• _Problem_
Go through the entries below and retype them exactly, omitting each picture.

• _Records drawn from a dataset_
——

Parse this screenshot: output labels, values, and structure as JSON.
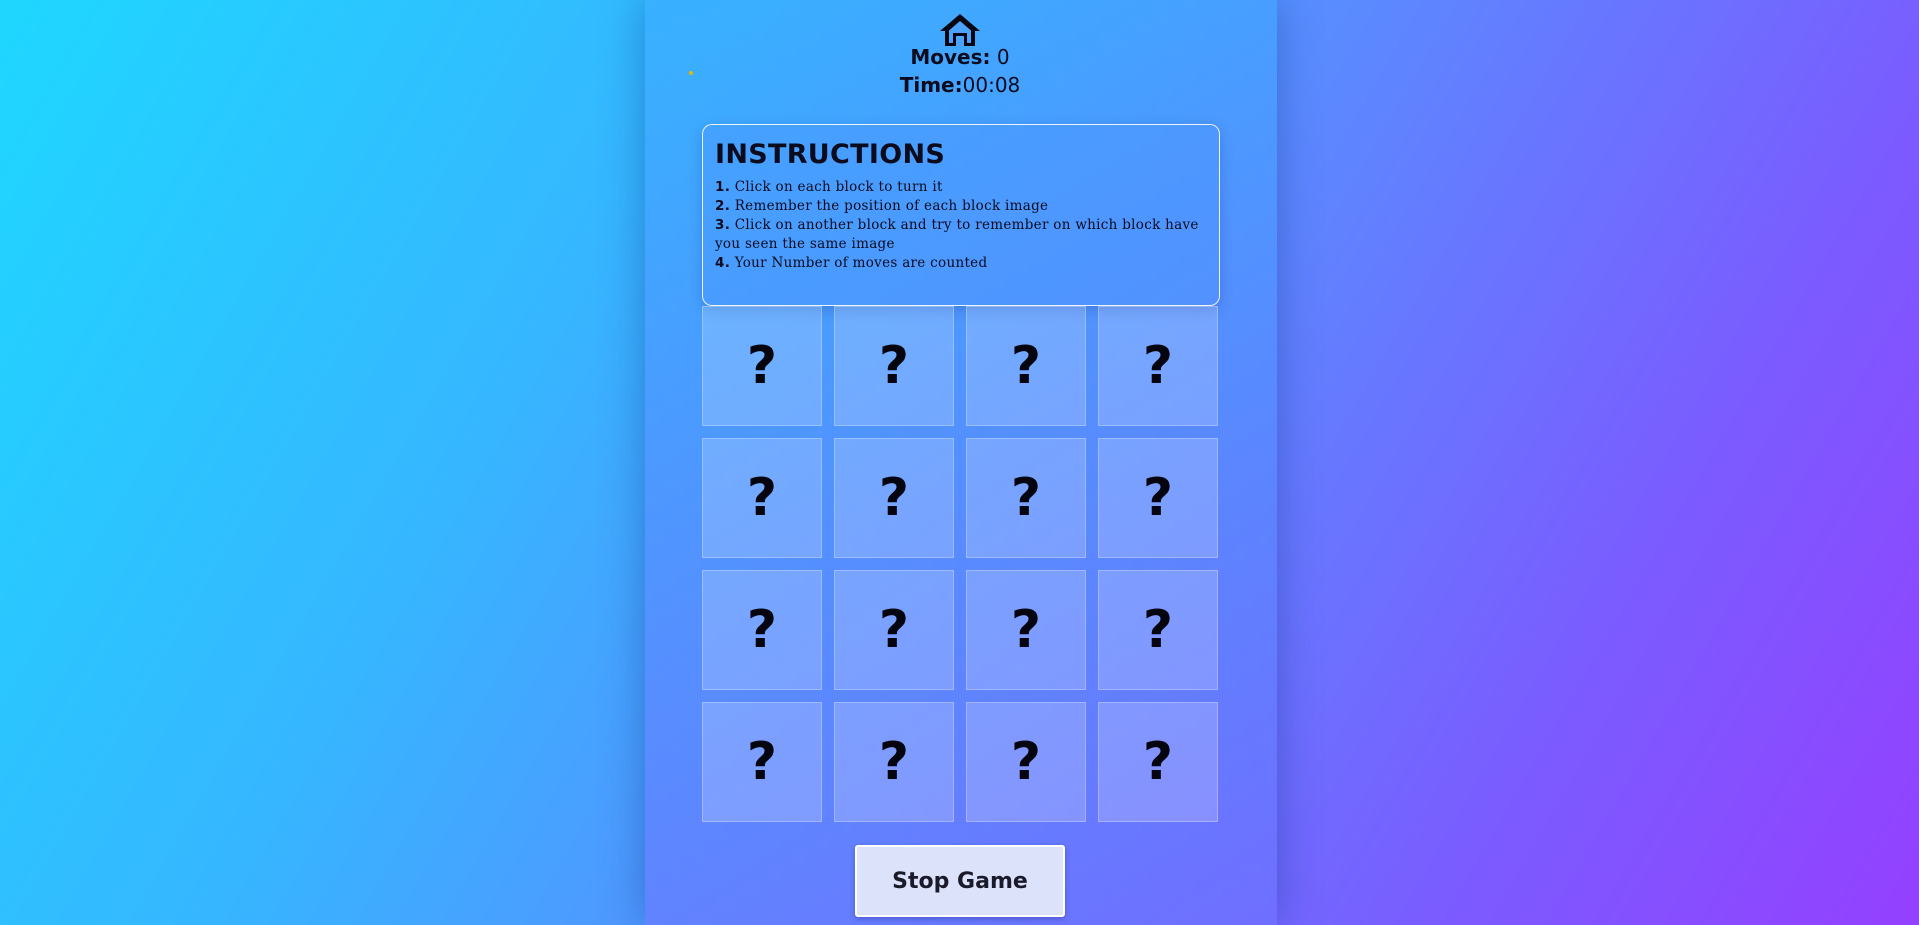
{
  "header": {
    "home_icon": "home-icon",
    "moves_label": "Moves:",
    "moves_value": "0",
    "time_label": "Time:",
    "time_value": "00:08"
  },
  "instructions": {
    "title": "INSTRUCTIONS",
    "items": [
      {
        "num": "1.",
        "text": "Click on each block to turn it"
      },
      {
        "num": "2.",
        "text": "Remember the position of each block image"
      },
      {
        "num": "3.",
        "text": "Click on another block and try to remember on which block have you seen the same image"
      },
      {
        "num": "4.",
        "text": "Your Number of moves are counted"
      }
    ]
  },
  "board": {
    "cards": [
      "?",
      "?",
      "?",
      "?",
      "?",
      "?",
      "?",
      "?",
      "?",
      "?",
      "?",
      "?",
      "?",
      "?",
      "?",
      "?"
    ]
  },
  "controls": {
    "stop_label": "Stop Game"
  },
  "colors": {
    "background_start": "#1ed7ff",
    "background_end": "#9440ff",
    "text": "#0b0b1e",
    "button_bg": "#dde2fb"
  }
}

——

• _Exercise solution_
Parse this screenshot: output labels, values, and structure as JSON.
{
  "header": {
    "home_icon": "home-icon",
    "moves_label": "Moves:",
    "moves_value": "0",
    "time_label": "Time:",
    "time_value": "00:08"
  },
  "instructions": {
    "title": "INSTRUCTIONS",
    "items": [
      {
        "num": "1.",
        "text": "Click on each block to turn it"
      },
      {
        "num": "2.",
        "text": "Remember the position of each block image"
      },
      {
        "num": "3.",
        "text": "Click on another block and try to remember on which block have you seen the same image"
      },
      {
        "num": "4.",
        "text": "Your Number of moves are counted"
      }
    ]
  },
  "board": {
    "cards": [
      "?",
      "?",
      "?",
      "?",
      "?",
      "?",
      "?",
      "?",
      "?",
      "?",
      "?",
      "?",
      "?",
      "?",
      "?",
      "?"
    ]
  },
  "controls": {
    "stop_label": "Stop Game"
  },
  "colors": {
    "background_start": "#1ed7ff",
    "background_end": "#9440ff",
    "text": "#0b0b1e",
    "button_bg": "#dde2fb"
  }
}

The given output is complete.